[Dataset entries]
◇ ◇ ◇ ◇

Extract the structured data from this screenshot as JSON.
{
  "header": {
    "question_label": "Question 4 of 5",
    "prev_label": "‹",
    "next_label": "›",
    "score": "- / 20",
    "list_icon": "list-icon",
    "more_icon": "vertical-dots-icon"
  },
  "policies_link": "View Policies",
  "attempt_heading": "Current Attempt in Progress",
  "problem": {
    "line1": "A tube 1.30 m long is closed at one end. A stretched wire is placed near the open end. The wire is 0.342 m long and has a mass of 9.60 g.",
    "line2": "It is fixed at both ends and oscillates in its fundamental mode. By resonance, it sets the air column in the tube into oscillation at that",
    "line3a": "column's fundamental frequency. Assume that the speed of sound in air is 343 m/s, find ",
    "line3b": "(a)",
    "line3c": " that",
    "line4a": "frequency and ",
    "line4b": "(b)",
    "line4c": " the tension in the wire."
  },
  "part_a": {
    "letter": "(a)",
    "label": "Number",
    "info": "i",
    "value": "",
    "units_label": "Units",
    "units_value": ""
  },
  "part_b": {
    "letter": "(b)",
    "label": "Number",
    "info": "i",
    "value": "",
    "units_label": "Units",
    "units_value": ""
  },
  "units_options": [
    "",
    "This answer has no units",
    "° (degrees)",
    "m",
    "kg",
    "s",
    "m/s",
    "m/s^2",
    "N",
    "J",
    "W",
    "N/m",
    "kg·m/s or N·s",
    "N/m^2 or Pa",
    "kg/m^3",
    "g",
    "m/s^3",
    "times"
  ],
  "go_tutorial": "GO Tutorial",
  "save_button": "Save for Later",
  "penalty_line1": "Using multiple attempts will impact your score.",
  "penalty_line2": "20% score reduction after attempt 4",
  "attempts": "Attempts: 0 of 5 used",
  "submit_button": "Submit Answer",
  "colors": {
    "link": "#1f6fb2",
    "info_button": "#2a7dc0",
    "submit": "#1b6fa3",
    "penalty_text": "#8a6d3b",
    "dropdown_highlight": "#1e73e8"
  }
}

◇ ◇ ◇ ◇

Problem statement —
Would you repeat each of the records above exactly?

Written answer —
Extract the structured data from this screenshot as JSON.
{
  "header": {
    "question_label": "Question 4 of 5",
    "prev_label": "‹",
    "next_label": "›",
    "score": "- / 20",
    "list_icon": "list-icon",
    "more_icon": "vertical-dots-icon"
  },
  "policies_link": "View Policies",
  "attempt_heading": "Current Attempt in Progress",
  "problem": {
    "line1": "A tube 1.30 m long is closed at one end. A stretched wire is placed near the open end. The wire is 0.342 m long and has a mass of 9.60 g.",
    "line2": "It is fixed at both ends and oscillates in its fundamental mode. By resonance, it sets the air column in the tube into oscillation at that",
    "line3a": "column's fundamental frequency. Assume that the speed of sound in air is 343 m/s, find ",
    "line3b": "(a)",
    "line3c": " that",
    "line4a": "frequency and ",
    "line4b": "(b)",
    "line4c": " the tension in the wire."
  },
  "part_a": {
    "letter": "(a)",
    "label": "Number",
    "info": "i",
    "value": "",
    "units_label": "Units",
    "units_value": ""
  },
  "part_b": {
    "letter": "(b)",
    "label": "Number",
    "info": "i",
    "value": "",
    "units_label": "Units",
    "units_value": ""
  },
  "units_options": [
    "",
    "This answer has no units",
    "° (degrees)",
    "m",
    "kg",
    "s",
    "m/s",
    "m/s^2",
    "N",
    "J",
    "W",
    "N/m",
    "kg·m/s or N·s",
    "N/m^2 or Pa",
    "kg/m^3",
    "g",
    "m/s^3",
    "times"
  ],
  "go_tutorial": "GO Tutorial",
  "save_button": "Save for Later",
  "penalty_line1": "Using multiple attempts will impact your score.",
  "penalty_line2": "20% score reduction after attempt 4",
  "attempts": "Attempts: 0 of 5 used",
  "submit_button": "Submit Answer",
  "colors": {
    "link": "#1f6fb2",
    "info_button": "#2a7dc0",
    "submit": "#1b6fa3",
    "penalty_text": "#8a6d3b",
    "dropdown_highlight": "#1e73e8"
  }
}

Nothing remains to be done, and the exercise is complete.